### Task objective
Copy the records. Keep every line exactly as it is.

---------- Data for processing ----------

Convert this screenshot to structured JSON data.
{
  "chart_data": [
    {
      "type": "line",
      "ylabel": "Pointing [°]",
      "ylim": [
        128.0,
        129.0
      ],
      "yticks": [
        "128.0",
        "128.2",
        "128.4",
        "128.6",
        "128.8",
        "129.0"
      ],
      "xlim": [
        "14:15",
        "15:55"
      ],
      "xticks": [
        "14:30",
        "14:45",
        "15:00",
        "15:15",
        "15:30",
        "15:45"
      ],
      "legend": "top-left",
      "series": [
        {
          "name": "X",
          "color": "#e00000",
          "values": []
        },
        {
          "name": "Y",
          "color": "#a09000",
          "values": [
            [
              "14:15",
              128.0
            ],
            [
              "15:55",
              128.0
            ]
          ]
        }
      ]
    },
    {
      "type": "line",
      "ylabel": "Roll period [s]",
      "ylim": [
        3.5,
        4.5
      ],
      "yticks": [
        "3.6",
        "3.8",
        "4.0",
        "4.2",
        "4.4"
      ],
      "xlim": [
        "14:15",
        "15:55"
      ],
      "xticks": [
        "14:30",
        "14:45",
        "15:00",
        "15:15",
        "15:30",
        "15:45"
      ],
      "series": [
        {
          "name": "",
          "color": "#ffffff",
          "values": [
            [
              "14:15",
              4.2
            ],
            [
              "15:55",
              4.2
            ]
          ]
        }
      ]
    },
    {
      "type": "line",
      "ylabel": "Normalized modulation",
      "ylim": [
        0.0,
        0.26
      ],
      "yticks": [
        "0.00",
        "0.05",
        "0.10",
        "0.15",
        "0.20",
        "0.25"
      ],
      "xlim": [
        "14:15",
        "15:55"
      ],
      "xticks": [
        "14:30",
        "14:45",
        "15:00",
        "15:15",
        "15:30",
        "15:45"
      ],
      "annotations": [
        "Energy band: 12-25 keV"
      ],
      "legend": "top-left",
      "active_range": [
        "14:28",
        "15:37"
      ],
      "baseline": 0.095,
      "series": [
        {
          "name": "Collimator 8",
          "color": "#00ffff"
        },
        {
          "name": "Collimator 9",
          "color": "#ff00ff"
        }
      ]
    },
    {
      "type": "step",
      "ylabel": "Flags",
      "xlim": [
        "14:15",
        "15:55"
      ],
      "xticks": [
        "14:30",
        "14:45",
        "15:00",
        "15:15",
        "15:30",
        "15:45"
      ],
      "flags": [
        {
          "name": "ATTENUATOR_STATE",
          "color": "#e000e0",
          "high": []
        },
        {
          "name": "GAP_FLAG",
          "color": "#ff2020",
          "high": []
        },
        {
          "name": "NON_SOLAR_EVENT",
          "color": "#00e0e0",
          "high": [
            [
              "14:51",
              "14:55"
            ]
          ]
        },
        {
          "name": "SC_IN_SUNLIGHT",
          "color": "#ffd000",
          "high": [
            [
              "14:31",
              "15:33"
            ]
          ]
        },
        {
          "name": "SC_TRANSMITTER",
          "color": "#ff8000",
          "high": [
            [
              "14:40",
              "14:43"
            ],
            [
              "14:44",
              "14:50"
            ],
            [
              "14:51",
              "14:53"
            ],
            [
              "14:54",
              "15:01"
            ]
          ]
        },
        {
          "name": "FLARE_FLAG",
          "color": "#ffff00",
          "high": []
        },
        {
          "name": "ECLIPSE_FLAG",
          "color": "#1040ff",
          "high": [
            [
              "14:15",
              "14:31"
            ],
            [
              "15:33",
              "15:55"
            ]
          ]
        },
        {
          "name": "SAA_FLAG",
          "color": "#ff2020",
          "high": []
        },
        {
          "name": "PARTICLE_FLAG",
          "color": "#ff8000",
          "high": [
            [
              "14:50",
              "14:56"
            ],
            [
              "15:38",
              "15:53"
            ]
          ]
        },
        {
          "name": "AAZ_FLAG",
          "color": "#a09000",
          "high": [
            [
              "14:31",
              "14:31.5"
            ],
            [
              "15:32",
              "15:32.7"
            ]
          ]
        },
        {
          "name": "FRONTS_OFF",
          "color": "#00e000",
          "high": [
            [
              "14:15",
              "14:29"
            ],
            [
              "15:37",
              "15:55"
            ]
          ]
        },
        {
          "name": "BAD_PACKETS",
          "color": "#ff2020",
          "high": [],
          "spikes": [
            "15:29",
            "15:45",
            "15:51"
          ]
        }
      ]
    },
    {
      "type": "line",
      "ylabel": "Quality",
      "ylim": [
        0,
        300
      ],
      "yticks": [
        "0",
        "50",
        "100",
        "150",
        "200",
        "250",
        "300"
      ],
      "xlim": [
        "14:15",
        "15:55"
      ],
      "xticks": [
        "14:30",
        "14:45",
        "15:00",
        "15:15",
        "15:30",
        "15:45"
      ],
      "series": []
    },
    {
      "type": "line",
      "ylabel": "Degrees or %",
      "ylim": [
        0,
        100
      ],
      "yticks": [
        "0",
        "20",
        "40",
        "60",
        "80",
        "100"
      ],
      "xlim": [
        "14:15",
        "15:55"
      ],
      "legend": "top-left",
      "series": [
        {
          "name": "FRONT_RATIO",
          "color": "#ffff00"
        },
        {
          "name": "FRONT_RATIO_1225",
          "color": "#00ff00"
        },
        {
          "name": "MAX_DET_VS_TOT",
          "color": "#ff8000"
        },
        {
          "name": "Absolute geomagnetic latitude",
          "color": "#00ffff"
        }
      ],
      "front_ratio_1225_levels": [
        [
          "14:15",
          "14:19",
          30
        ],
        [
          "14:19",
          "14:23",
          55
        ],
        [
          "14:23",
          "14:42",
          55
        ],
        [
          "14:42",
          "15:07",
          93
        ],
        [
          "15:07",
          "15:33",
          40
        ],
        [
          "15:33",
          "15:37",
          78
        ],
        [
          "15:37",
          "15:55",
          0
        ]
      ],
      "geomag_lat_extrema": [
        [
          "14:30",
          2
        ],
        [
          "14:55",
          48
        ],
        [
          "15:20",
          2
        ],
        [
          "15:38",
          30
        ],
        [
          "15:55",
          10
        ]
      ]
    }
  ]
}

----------

### Answer below
Convert this screenshot to structured JSON data.
{
  "chart_data": [
    {
      "type": "line",
      "ylabel": "Pointing [°]",
      "ylim": [
        128.0,
        129.0
      ],
      "yticks": [
        "128.0",
        "128.2",
        "128.4",
        "128.6",
        "128.8",
        "129.0"
      ],
      "xlim": [
        "14:15",
        "15:55"
      ],
      "xticks": [
        "14:30",
        "14:45",
        "15:00",
        "15:15",
        "15:30",
        "15:45"
      ],
      "legend": "top-left",
      "series": [
        {
          "name": "X",
          "color": "#e00000",
          "values": []
        },
        {
          "name": "Y",
          "color": "#a09000",
          "values": [
            [
              "14:15",
              128.0
            ],
            [
              "15:55",
              128.0
            ]
          ]
        }
      ]
    },
    {
      "type": "line",
      "ylabel": "Roll period [s]",
      "ylim": [
        3.5,
        4.5
      ],
      "yticks": [
        "3.6",
        "3.8",
        "4.0",
        "4.2",
        "4.4"
      ],
      "xlim": [
        "14:15",
        "15:55"
      ],
      "xticks": [
        "14:30",
        "14:45",
        "15:00",
        "15:15",
        "15:30",
        "15:45"
      ],
      "series": [
        {
          "name": "",
          "color": "#ffffff",
          "values": [
            [
              "14:15",
              4.2
            ],
            [
              "15:55",
              4.2
            ]
          ]
        }
      ]
    },
    {
      "type": "line",
      "ylabel": "Normalized modulation",
      "ylim": [
        0.0,
        0.26
      ],
      "yticks": [
        "0.00",
        "0.05",
        "0.10",
        "0.15",
        "0.20",
        "0.25"
      ],
      "xlim": [
        "14:15",
        "15:55"
      ],
      "xticks": [
        "14:30",
        "14:45",
        "15:00",
        "15:15",
        "15:30",
        "15:45"
      ],
      "annotations": [
        "Energy band: 12-25 keV"
      ],
      "legend": "top-left",
      "active_range": [
        "14:28",
        "15:37"
      ],
      "baseline": 0.095,
      "series": [
        {
          "name": "Collimator 8",
          "color": "#00ffff"
        },
        {
          "name": "Collimator 9",
          "color": "#ff00ff"
        }
      ]
    },
    {
      "type": "step",
      "ylabel": "Flags",
      "xlim": [
        "14:15",
        "15:55"
      ],
      "xticks": [
        "14:30",
        "14:45",
        "15:00",
        "15:15",
        "15:30",
        "15:45"
      ],
      "flags": [
        {
          "name": "ATTENUATOR_STATE",
          "color": "#e000e0",
          "high": []
        },
        {
          "name": "GAP_FLAG",
          "color": "#ff2020",
          "high": []
        },
        {
          "name": "NON_SOLAR_EVENT",
          "color": "#00e0e0",
          "high": [
            [
              "14:51",
              "14:55"
            ]
          ]
        },
        {
          "name": "SC_IN_SUNLIGHT",
          "color": "#ffd000",
          "high": [
            [
              "14:31",
              "15:33"
            ]
          ]
        },
        {
          "name": "SC_TRANSMITTER",
          "color": "#ff8000",
          "high": [
            [
              "14:40",
              "14:43"
            ],
            [
              "14:44",
              "14:50"
            ],
            [
              "14:51",
              "14:53"
            ],
            [
              "14:54",
              "15:01"
            ]
          ]
        },
        {
          "name": "FLARE_FLAG",
          "color": "#ffff00",
          "high": []
        },
        {
          "name": "ECLIPSE_FLAG",
          "color": "#1040ff",
          "high": [
            [
              "14:15",
              "14:31"
            ],
            [
              "15:33",
              "15:55"
            ]
          ]
        },
        {
          "name": "SAA_FLAG",
          "color": "#ff2020",
          "high": []
        },
        {
          "name": "PARTICLE_FLAG",
          "color": "#ff8000",
          "high": [
            [
              "14:50",
              "14:56"
            ],
            [
              "15:38",
              "15:53"
            ]
          ]
        },
        {
          "name": "AAZ_FLAG",
          "color": "#a09000",
          "high": [
            [
              "14:31",
              "14:31.5"
            ],
            [
              "15:32",
              "15:32.7"
            ]
          ]
        },
        {
          "name": "FRONTS_OFF",
          "color": "#00e000",
          "high": [
            [
              "14:15",
              "14:29"
            ],
            [
              "15:37",
              "15:55"
            ]
          ]
        },
        {
          "name": "BAD_PACKETS",
          "color": "#ff2020",
          "high": [],
          "spikes": [
            "15:29",
            "15:45",
            "15:51"
          ]
        }
      ]
    },
    {
      "type": "line",
      "ylabel": "Quality",
      "ylim": [
        0,
        300
      ],
      "yticks": [
        "0",
        "50",
        "100",
        "150",
        "200",
        "250",
        "300"
      ],
      "xlim": [
        "14:15",
        "15:55"
      ],
      "xticks": [
        "14:30",
        "14:45",
        "15:00",
        "15:15",
        "15:30",
        "15:45"
      ],
      "series": []
    },
    {
      "type": "line",
      "ylabel": "Degrees or %",
      "ylim": [
        0,
        100
      ],
      "yticks": [
        "0",
        "20",
        "40",
        "60",
        "80",
        "100"
      ],
      "xlim": [
        "14:15",
        "15:55"
      ],
      "legend": "top-left",
      "series": [
        {
          "name": "FRONT_RATIO",
          "color": "#ffff00"
        },
        {
          "name": "FRONT_RATIO_1225",
          "color": "#00ff00"
        },
        {
          "name": "MAX_DET_VS_TOT",
          "color": "#ff8000"
        },
        {
          "name": "Absolute geomagnetic latitude",
          "color": "#00ffff"
        }
      ],
      "front_ratio_1225_levels": [
        [
          "14:15",
          "14:19",
          30
        ],
        [
          "14:19",
          "14:23",
          55
        ],
        [
          "14:23",
          "14:42",
          55
        ],
        [
          "14:42",
          "15:07",
          93
        ],
        [
          "15:07",
          "15:33",
          40
        ],
        [
          "15:33",
          "15:37",
          78
        ],
        [
          "15:37",
          "15:55",
          0
        ]
      ],
      "geomag_lat_extrema": [
        [
          "14:30",
          2
        ],
        [
          "14:55",
          48
        ],
        [
          "15:20",
          2
        ],
        [
          "15:38",
          30
        ],
        [
          "15:55",
          10
        ]
      ]
    }
  ]
}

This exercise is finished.